**** RECORDED INFORMATION
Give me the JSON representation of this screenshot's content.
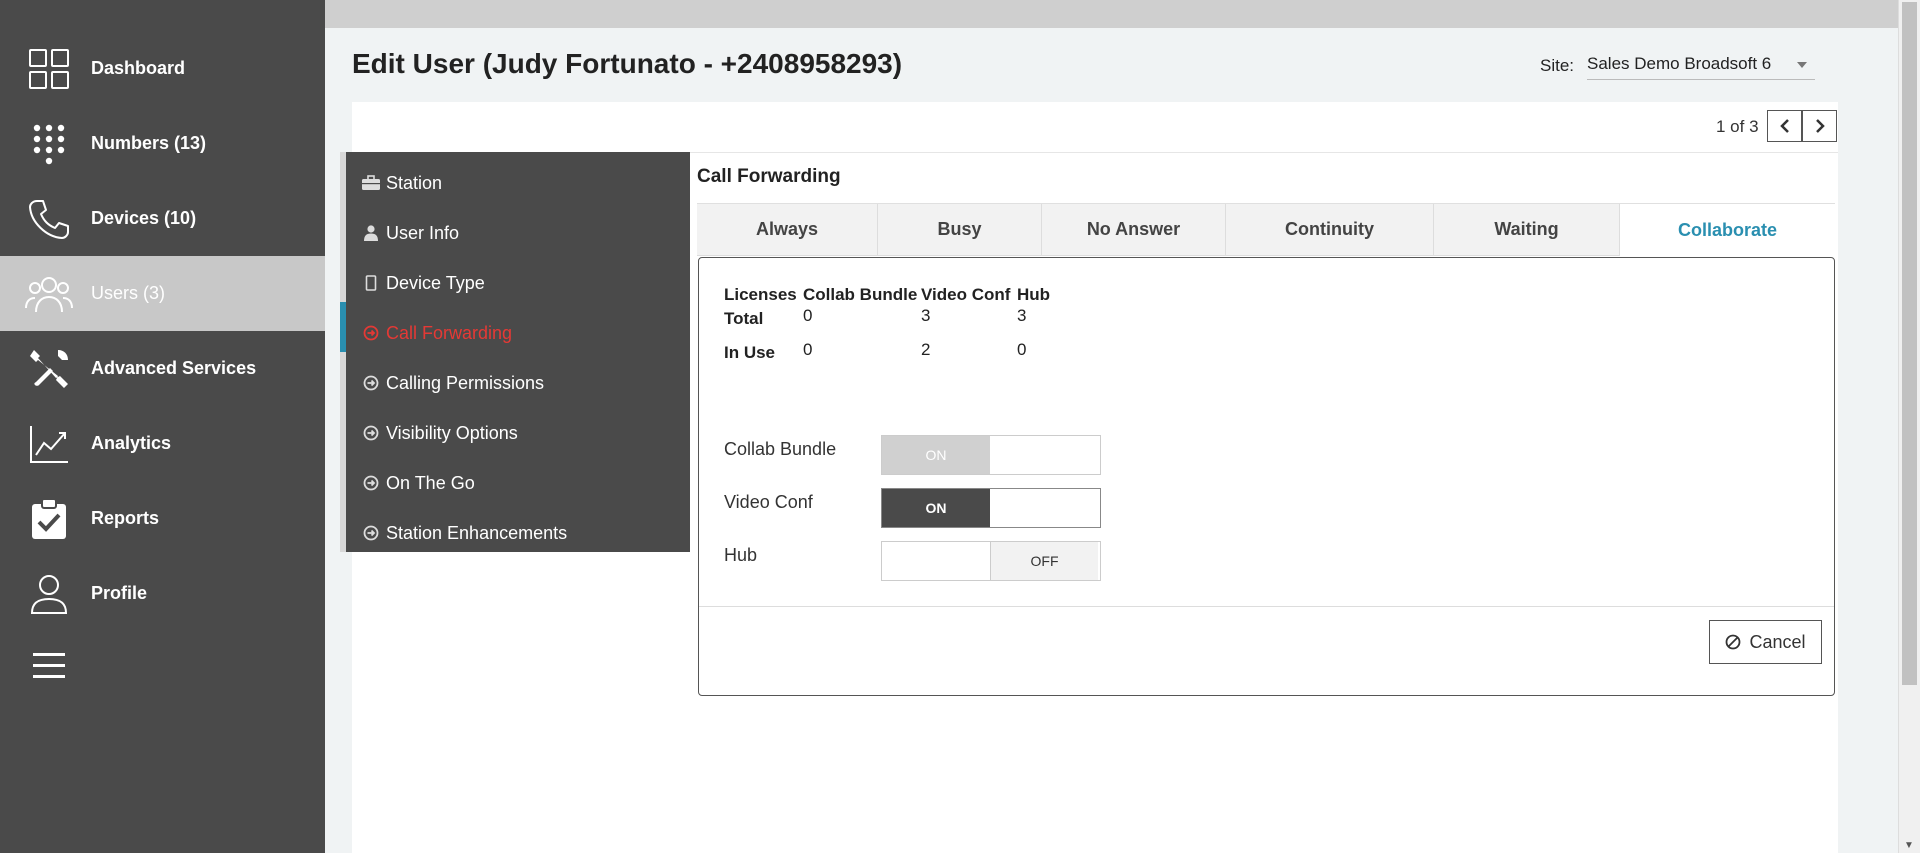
{
  "sidebar": {
    "items": [
      {
        "label": "Dashboard",
        "icon": "dashboard-grid-icon"
      },
      {
        "label": "Numbers (13)",
        "icon": "keypad-icon"
      },
      {
        "label": "Devices (10)",
        "icon": "phone-icon"
      },
      {
        "label": "Users (3)",
        "icon": "users-icon",
        "active": true
      },
      {
        "label": "Advanced Services",
        "icon": "tools-icon"
      },
      {
        "label": "Analytics",
        "icon": "analytics-chart-icon"
      },
      {
        "label": "Reports",
        "icon": "clipboard-check-icon"
      },
      {
        "label": "Profile",
        "icon": "profile-icon"
      }
    ],
    "menu_icon": "hamburger-menu-icon"
  },
  "header": {
    "title": "Edit User (Judy Fortunato - +2408958293)",
    "site_label": "Site:",
    "site_value": "Sales Demo Broadsoft 6"
  },
  "pager": {
    "text": "1 of 3"
  },
  "left_menu": {
    "items": [
      {
        "label": "Station",
        "icon": "briefcase-icon"
      },
      {
        "label": "User Info",
        "icon": "person-icon"
      },
      {
        "label": "Device Type",
        "icon": "device-icon"
      },
      {
        "label": "Call Forwarding",
        "icon": "arrow-circle-icon",
        "active": true
      },
      {
        "label": "Calling Permissions",
        "icon": "arrow-circle-icon"
      },
      {
        "label": "Visibility Options",
        "icon": "arrow-circle-icon"
      },
      {
        "label": "On The Go",
        "icon": "arrow-circle-icon"
      },
      {
        "label": "Station Enhancements",
        "icon": "arrow-circle-icon"
      }
    ]
  },
  "call_forwarding": {
    "title": "Call Forwarding",
    "tabs": [
      "Always",
      "Busy",
      "No Answer",
      "Continuity",
      "Waiting",
      "Collaborate"
    ],
    "active_tab": "Collaborate",
    "licenses": {
      "headers": [
        "Licenses",
        "Collab Bundle",
        "Video Conf",
        "Hub"
      ],
      "rows": [
        {
          "label": "Total",
          "values": [
            "0",
            "3",
            "3"
          ]
        },
        {
          "label": "In Use",
          "values": [
            "0",
            "2",
            "0"
          ]
        }
      ]
    },
    "toggles": [
      {
        "label": "Collab Bundle",
        "text": "ON",
        "state": "on-disabled"
      },
      {
        "label": "Video Conf",
        "text": "ON",
        "state": "on"
      },
      {
        "label": "Hub",
        "text": "OFF",
        "state": "off"
      }
    ],
    "cancel_label": "Cancel"
  },
  "colors": {
    "sidebar_bg": "#4a4a4a",
    "active_tab": "#2a8fb0",
    "active_menu": "#e53935"
  }
}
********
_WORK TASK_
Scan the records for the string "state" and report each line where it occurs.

_ANSWER SPACE_
        "state": "on-disabled"
        "state": "on"
        "state": "off"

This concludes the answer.